Laser light diffraction

A 543.5 nm green HeNe laser was shone through the horizontal capillary cell. Diffracted light was collected on a white paper screen placed about 11–16 cm behind the sample. Pictures were taken with a digital camera at an angle of around 50 degrees to the normal.

Rotational auto-correlation function

The rotational auto-correlation function is defined as:

where N is the number of the particles in the system, ui is the unit vector that defines the orientation of particle i, and the angular brackets denote the canonical average. The angular coordinates of the rods are obtained from 3D tracking of confocal image data sets (x-y-z-t). The rotational auto-correlation function was calculated by averaging over 35 particles over 494 time steps. The auto-correlation function was then fitted to the expression

to obtain the rotational diffusion coefficient Dr=0.18±0.04 s−1 for silica rods R2 at ϕ=0.005. The expression is derived from the equation for the mean squared angular displacement used in ref. 35. Here, εr2 is a term accounting for the statistic error in measurements of ui(t) and τ is the exposure time (the scanning time of a x-y-z data set). The error r is estimated to be 0.42 by the fitting, which corresponds to an uncertainty in the identification of ui(t) of 24°.

For comparison, a theoretical rotational diffusion coefficient for a freely rotating cylinder in a dilute suspension was calculated via36

where L is the length of the rod, D the diameter, kB the Boltzmann constant, T=294 K the temperature and η0=1.57 mPa the viscosity of the solvent. δ is for the correction of end effects.
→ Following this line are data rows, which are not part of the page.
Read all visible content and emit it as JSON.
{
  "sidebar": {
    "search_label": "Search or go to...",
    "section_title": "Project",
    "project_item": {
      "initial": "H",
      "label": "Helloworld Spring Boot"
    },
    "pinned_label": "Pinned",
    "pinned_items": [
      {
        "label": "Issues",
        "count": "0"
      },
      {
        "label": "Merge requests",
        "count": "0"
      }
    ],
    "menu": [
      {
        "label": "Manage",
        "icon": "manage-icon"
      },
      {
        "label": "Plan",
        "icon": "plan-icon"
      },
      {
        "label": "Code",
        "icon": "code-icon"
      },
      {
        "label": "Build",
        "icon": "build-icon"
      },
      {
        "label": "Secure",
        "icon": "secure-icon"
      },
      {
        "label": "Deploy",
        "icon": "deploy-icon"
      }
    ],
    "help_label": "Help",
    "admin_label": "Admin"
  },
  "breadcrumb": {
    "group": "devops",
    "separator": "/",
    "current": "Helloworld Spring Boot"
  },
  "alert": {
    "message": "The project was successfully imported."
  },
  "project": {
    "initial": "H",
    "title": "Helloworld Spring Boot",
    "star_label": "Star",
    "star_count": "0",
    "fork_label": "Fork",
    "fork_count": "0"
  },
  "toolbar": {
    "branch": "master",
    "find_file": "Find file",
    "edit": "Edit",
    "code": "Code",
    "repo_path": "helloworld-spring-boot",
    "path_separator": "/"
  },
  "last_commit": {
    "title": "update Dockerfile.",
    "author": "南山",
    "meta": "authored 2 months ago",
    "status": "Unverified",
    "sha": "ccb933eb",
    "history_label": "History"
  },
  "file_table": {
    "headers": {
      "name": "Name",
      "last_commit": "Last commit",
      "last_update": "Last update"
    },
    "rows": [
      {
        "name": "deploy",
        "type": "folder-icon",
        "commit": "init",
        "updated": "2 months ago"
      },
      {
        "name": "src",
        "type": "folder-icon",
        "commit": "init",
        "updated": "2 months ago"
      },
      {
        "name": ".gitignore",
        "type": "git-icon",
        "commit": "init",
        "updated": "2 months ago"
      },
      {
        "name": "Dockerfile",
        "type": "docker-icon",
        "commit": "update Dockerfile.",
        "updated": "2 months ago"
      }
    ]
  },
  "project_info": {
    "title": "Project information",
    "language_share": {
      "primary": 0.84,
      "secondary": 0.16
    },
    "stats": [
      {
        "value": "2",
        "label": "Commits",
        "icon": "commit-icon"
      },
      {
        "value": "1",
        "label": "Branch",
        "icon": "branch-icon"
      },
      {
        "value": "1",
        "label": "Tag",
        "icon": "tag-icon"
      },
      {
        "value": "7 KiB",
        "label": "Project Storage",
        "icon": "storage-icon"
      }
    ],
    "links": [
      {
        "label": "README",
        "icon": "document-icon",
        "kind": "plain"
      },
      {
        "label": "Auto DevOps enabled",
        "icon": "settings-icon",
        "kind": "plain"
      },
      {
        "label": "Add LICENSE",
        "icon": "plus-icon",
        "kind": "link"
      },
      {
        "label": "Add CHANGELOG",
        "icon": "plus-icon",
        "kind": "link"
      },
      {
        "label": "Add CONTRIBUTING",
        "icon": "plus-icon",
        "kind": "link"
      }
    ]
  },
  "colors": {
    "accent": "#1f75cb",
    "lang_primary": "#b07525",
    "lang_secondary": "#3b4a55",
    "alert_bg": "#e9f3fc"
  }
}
The calculated Dr of rods R2 is 0.19 s−1 which is within the range of our experimental measurement for rods with long-ranged repulsion rotating in a plastic crystal.

Orientational order parameter. The 2D nematic order parameter S2d is defined as:

where N is the number of particles in the image, θ is the angle with respect to the nematic director and the angular brackets denote the canonical average. We determined the order parameter and director by finding the eigenvalues and eigenvectors of the second rank tensor Q.

where ui is unit vector in the direction of the long axis of the ith rod, δαβ is Kronecker delta. The order parameter is the positive eigenvalue of Qαβ, and the director is the eigenvector associated with the corresponding eigenvalue.

Additional information

How to cite this article: Liu, B. et al. Switching Plastic Crystals of Colloidal Rods with Electric Fields. Nat. Commun. 5:3092 doi: 10.1038/ncomms4092 (2014).